Exercise description: Every record must come back unchanged, apart from the pictures, which are dropped.

Source records:
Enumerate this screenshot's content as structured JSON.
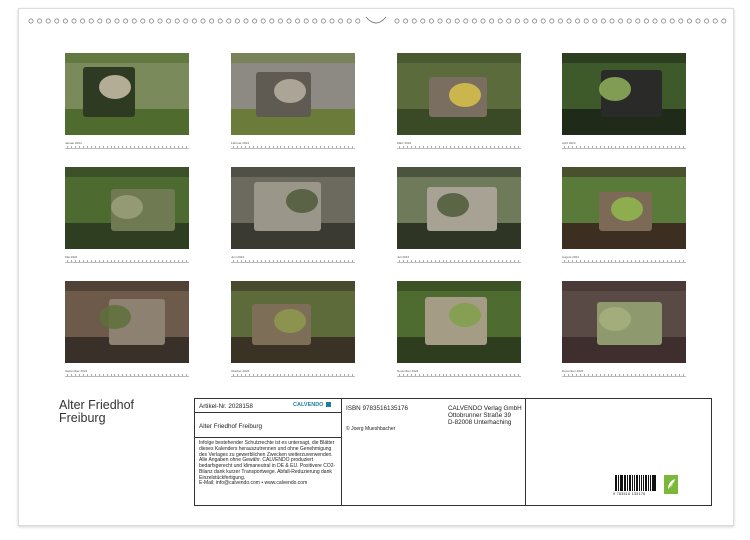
{
  "title": {
    "line1": "Alter Friedhof",
    "line2": "Freiburg"
  },
  "months": [
    {
      "caption": "Januar 2024"
    },
    {
      "caption": "Februar 2024"
    },
    {
      "caption": "März 2024"
    },
    {
      "caption": "April 2024"
    },
    {
      "caption": "Mai 2024"
    },
    {
      "caption": "Juni 2024"
    },
    {
      "caption": "Juli 2024"
    },
    {
      "caption": "August 2024"
    },
    {
      "caption": "September 2024"
    },
    {
      "caption": "Oktober 2024"
    },
    {
      "caption": "November 2024"
    },
    {
      "caption": "Dezember 2024"
    }
  ],
  "info": {
    "article": "Artikel-Nr. 2028158",
    "brand": "CALVENDO",
    "product_title": "Alter Friedhof Freiburg",
    "legal_text": "Infolge bestehender Schutzrechte ist es untersagt, die Blätter dieses Kalenders herauszutrennen und ohne Genehmigung des Verlages zu gewerblichen Zwecken weiterzuverwenden. Alle Angaben ohne Gewähr. CALVENDO produziert bedarfsgerecht und klimaneutral in DE & EU. Positivere CO2-Bilanz dank kurzer Transportwege. Abfall-Reduzierung dank Einzelstückfertigung.",
    "email": "E-Mail: info@calvendo.com • www.calvendo.com",
    "isbn": "ISBN 9783516135176",
    "copyright": "© Joerg Mueshbacher",
    "publisher": [
      "CALVENDO Verlag GmbH",
      "Ottobrunner Straße 39",
      "D-82008 Unterhaching"
    ],
    "barcode_number": "9 783516 135176"
  }
}
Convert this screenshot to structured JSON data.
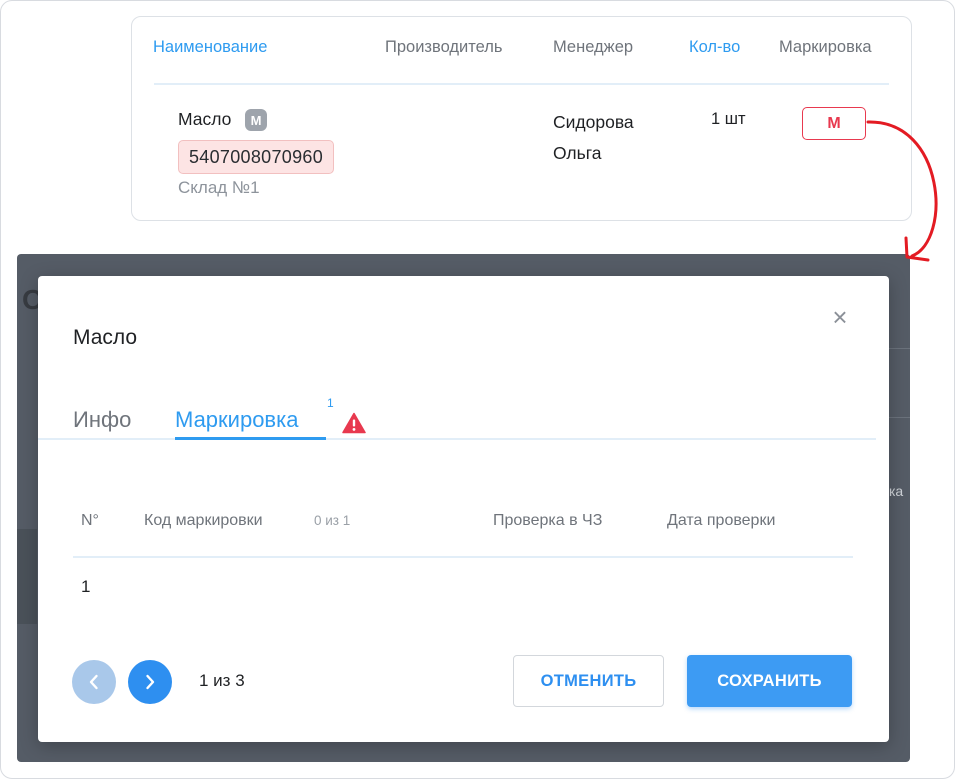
{
  "table_header": {
    "name": "Наименование",
    "manufacturer": "Производитель",
    "manager": "Менеджер",
    "quantity": "Кол-во",
    "marking": "Маркировка"
  },
  "row": {
    "name": "Масло",
    "badge": "M",
    "barcode": "5407008070960",
    "warehouse": "Склад №1",
    "manager": "Сидорова Ольга",
    "quantity": "1 шт",
    "marking_button": "М"
  },
  "modal": {
    "title": "Масло",
    "close_glyph": "×",
    "tabs": [
      {
        "label": "Инфо",
        "active": false
      },
      {
        "label": "Маркировка",
        "active": true,
        "superscript": "1",
        "warning": true
      }
    ],
    "columns": {
      "num": "N°",
      "code": "Код маркировки",
      "code_count": "0 из 1",
      "check": "Проверка в ЧЗ",
      "date": "Дата проверки"
    },
    "rows": [
      {
        "num": "1"
      }
    ],
    "pagination": {
      "text": "1 из 3"
    },
    "cancel_label": "ОТМЕНИТЬ",
    "save_label": "СОХРАНИТЬ"
  },
  "background": {
    "fragment_right": "ка",
    "fragment_left": "О"
  },
  "colors": {
    "accent": "#2e9bf0",
    "danger": "#e8394f",
    "overlay": "#555c66"
  },
  "icons": [
    "close-icon",
    "warning-icon",
    "chevron-left-icon",
    "chevron-right-icon",
    "curved-arrow-icon"
  ]
}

Your response:
Enumerate this screenshot's content as structured JSON.
{
  "title": {
    "line1": "Alter Friedhof",
    "line2": "Freiburg"
  },
  "months": [
    {
      "caption": "Januar 2024"
    },
    {
      "caption": "Februar 2024"
    },
    {
      "caption": "März 2024"
    },
    {
      "caption": "April 2024"
    },
    {
      "caption": "Mai 2024"
    },
    {
      "caption": "Juni 2024"
    },
    {
      "caption": "Juli 2024"
    },
    {
      "caption": "August 2024"
    },
    {
      "caption": "September 2024"
    },
    {
      "caption": "Oktober 2024"
    },
    {
      "caption": "November 2024"
    },
    {
      "caption": "Dezember 2024"
    }
  ],
  "info": {
    "article": "Artikel-Nr. 2028158",
    "brand": "CALVENDO",
    "product_title": "Alter Friedhof Freiburg",
    "legal_text": "Infolge bestehender Schutzrechte ist es untersagt, die Blätter dieses Kalenders herauszutrennen und ohne Genehmigung des Verlages zu gewerblichen Zwecken weiterzuverwenden. Alle Angaben ohne Gewähr. CALVENDO produziert bedarfsgerecht und klimaneutral in DE & EU. Positivere CO2-Bilanz dank kurzer Transportwege. Abfall-Reduzierung dank Einzelstückfertigung.",
    "email": "E-Mail: info@calvendo.com • www.calvendo.com",
    "isbn": "ISBN 9783516135176",
    "copyright": "© Joerg Mueshbacher",
    "publisher": [
      "CALVENDO Verlag GmbH",
      "Ottobrunner Straße 39",
      "D-82008 Unterhaching"
    ],
    "barcode_number": "9 783516 135176"
  }
}
Convert this screenshot to structured JSON data.
{
  "table_header": {
    "name": "Наименование",
    "manufacturer": "Производитель",
    "manager": "Менеджер",
    "quantity": "Кол-во",
    "marking": "Маркировка"
  },
  "row": {
    "name": "Масло",
    "badge": "M",
    "barcode": "5407008070960",
    "warehouse": "Склад №1",
    "manager": "Сидорова Ольга",
    "quantity": "1 шт",
    "marking_button": "М"
  },
  "modal": {
    "title": "Масло",
    "close_glyph": "×",
    "tabs": [
      {
        "label": "Инфо",
        "active": false
      },
      {
        "label": "Маркировка",
        "active": true,
        "superscript": "1",
        "warning": true
      }
    ],
    "columns": {
      "num": "N°",
      "code": "Код маркировки",
      "code_count": "0 из 1",
      "check": "Проверка в ЧЗ",
      "date": "Дата проверки"
    },
    "rows": [
      {
        "num": "1"
      }
    ],
    "pagination": {
      "text": "1 из 3"
    },
    "cancel_label": "ОТМЕНИТЬ",
    "save_label": "СОХРАНИТЬ"
  },
  "background": {
    "fragment_right": "ка",
    "fragment_left": "О"
  },
  "colors": {
    "accent": "#2e9bf0",
    "danger": "#e8394f",
    "overlay": "#555c66"
  },
  "icons": [
    "close-icon",
    "warning-icon",
    "chevron-left-icon",
    "chevron-right-icon",
    "curved-arrow-icon"
  ]
}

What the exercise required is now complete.